At the same time they become independent of others, insofar as they strengthen their own independence. If one is completely absorbed in the significance of one’s personal contribution and investment in a meaningful task, one is less likely to ask whether other people will praise or thank one for it, or whether they will hamper or ignore one’s efforts. Such a person neither requires to be feted by others, nor stumbles in the face of hostility. “I will not be deterred by failure, and I will not be led astray by success” was Frankl’s motto which kept him true to his path all his life, despite waves of spiteful criticism from colleagues and effusive fascination from his fans.

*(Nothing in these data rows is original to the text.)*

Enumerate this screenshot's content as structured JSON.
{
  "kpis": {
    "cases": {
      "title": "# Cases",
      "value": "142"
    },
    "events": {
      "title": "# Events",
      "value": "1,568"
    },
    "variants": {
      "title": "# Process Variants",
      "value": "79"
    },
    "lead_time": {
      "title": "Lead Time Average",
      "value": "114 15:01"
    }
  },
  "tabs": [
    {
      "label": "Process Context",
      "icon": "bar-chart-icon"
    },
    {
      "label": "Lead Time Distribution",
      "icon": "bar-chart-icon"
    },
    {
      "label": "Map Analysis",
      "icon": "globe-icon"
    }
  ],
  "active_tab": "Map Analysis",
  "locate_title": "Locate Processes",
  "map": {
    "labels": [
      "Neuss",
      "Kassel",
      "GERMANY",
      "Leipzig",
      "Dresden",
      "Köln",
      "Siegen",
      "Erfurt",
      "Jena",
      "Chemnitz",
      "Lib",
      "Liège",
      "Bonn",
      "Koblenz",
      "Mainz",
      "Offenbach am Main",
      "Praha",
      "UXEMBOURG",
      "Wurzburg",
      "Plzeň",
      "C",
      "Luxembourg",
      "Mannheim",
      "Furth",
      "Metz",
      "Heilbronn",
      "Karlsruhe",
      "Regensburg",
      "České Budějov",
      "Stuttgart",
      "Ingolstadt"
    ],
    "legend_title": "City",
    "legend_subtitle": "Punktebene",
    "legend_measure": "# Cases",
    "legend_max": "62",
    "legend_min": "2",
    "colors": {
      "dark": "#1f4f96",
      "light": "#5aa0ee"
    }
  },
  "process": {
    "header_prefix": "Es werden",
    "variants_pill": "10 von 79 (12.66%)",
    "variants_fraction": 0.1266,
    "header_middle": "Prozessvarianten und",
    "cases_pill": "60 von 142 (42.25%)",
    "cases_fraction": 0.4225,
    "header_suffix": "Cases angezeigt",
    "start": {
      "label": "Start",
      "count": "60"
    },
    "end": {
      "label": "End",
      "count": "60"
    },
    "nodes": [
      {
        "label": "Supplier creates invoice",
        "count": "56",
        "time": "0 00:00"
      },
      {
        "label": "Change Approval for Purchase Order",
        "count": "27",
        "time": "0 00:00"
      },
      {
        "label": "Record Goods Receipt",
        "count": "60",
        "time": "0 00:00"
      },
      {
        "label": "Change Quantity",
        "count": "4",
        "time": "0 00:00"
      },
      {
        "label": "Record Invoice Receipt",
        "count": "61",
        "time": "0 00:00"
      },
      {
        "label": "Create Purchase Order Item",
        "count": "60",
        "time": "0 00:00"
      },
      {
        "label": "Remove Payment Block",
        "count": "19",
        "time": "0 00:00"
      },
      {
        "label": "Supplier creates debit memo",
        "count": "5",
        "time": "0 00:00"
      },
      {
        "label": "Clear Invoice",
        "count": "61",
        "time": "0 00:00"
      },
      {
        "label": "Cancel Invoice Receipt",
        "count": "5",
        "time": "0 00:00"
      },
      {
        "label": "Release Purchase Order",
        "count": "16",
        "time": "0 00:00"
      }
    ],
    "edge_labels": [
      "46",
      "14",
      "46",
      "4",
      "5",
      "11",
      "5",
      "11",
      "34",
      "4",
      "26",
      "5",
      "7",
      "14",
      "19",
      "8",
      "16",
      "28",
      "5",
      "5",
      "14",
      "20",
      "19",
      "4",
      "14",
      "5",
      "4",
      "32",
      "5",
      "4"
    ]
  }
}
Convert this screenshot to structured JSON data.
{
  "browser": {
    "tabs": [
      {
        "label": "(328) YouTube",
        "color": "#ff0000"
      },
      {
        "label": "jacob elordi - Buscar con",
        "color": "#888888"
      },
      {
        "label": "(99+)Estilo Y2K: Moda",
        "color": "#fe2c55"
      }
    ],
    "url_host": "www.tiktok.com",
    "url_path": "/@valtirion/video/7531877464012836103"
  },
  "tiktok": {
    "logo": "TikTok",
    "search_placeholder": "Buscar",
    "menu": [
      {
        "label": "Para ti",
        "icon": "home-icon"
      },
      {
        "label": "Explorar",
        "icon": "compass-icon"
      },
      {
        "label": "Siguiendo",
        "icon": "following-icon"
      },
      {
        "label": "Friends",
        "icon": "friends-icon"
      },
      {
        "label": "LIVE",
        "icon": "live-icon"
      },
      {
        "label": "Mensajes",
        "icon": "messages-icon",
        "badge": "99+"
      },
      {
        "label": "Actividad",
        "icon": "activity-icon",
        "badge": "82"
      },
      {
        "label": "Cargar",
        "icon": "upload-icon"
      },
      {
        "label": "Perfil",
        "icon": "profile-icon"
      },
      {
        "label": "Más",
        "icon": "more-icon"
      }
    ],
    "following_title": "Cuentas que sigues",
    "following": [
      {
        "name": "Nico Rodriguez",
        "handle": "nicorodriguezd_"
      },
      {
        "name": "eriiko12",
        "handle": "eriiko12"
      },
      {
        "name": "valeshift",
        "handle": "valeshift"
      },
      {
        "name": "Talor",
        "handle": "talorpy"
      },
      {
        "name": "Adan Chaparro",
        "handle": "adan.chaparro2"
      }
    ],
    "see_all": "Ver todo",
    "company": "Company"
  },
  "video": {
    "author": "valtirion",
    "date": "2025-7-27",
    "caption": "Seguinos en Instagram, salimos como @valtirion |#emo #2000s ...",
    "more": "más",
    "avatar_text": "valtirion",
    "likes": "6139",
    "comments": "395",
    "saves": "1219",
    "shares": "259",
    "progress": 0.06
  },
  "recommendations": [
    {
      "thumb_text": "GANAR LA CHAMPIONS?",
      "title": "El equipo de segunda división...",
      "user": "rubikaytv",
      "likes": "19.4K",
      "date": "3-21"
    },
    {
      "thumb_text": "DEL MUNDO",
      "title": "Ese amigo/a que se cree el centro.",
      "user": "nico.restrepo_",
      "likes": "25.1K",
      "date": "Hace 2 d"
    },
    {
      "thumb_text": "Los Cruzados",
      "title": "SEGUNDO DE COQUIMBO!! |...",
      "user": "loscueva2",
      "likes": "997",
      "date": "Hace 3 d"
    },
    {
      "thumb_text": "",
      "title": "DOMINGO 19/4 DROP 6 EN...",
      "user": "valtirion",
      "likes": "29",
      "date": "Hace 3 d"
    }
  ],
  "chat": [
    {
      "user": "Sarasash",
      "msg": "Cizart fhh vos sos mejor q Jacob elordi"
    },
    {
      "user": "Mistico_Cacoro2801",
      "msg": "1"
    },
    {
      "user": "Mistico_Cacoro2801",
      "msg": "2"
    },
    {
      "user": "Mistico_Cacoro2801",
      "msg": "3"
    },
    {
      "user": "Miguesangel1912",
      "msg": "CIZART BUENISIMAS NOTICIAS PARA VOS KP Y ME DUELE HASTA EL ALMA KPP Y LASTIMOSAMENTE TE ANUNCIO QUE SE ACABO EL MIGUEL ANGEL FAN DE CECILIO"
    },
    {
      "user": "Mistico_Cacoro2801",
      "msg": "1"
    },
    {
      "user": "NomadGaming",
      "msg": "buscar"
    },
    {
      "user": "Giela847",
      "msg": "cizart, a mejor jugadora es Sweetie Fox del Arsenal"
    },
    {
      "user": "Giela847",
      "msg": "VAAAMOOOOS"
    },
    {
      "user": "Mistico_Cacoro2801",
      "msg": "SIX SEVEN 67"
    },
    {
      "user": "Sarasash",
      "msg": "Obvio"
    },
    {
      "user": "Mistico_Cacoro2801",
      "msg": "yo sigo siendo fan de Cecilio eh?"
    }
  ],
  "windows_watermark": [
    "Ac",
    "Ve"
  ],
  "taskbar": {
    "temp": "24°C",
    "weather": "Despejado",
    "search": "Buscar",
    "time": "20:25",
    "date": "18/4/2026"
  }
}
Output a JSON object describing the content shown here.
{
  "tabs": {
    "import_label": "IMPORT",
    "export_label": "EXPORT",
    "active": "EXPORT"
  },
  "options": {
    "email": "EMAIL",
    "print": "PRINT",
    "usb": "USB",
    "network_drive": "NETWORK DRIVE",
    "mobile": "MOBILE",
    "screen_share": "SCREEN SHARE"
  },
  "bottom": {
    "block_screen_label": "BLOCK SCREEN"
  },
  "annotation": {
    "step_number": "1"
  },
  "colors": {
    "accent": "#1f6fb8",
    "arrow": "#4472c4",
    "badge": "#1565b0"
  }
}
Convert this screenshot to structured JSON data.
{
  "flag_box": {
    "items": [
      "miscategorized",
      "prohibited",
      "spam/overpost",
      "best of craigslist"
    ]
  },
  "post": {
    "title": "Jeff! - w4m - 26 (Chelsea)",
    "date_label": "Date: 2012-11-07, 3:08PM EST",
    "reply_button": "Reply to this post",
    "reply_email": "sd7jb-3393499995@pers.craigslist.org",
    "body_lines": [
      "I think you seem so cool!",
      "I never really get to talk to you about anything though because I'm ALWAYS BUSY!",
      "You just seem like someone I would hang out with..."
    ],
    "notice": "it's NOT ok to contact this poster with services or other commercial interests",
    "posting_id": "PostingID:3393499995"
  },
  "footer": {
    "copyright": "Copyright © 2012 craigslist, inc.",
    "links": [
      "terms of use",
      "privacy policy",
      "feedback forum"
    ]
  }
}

He was relaxed and modest and his heart was not attached to his fame, and this was probably his trump card. Happiness and fame come, if at all, without being striven for or intended. People who keep faithfully to their path do not chase after success, and they do not experience burnout.
Frankl, who, as already mentioned, was not spared from difficulties in his “second life”, had an ingenious method for protecting himself. On his free weekends he went with his wife to his favourite mountain, the Rax (3). There, on climbing expeditions, he concentrated on his handholds on the cliff face, and this helped him to “switch off psychically”. Or he relaxed with meditative hikes to the summit. Everyone needs a similar “refuge” to retreat to and reflect in silence. In silence, our “meaning organ”, our conscience, speaks loudest. In seclusion we can most readily test whether what we take for meaningful really is meaningful. For meaning not only gives us additional strength, as already explained, it also gives us the wisdom to use this strength with care, instead of spending it blindly and meaninglessly. It steers us unharmed through the turbulence of life.
Frankl emphasised many times that his cleverest and most coherent ideas occurred to him on his outings to the Rax. Let us take inspiration from his ideas, so that we can bravely withstand our own “Auschwitz” and benefit from our understanding of “man’s search for meaning”.
1 Viktor E. Frankl, Logotherapie und Existenzanalyse, Beltz, Weinheim and Basel, 32010, p. 137.
2 Name of the city in which one of the most infamous concentration camps was built in the Second World War. Thousands of prisoners were murdered there because of their racial origins.
3 The mountain called the Rax is to the South of Vienna and can be reached relatively quickly from the city. It has steep, sheer rock faces that are ideal for rock climbing.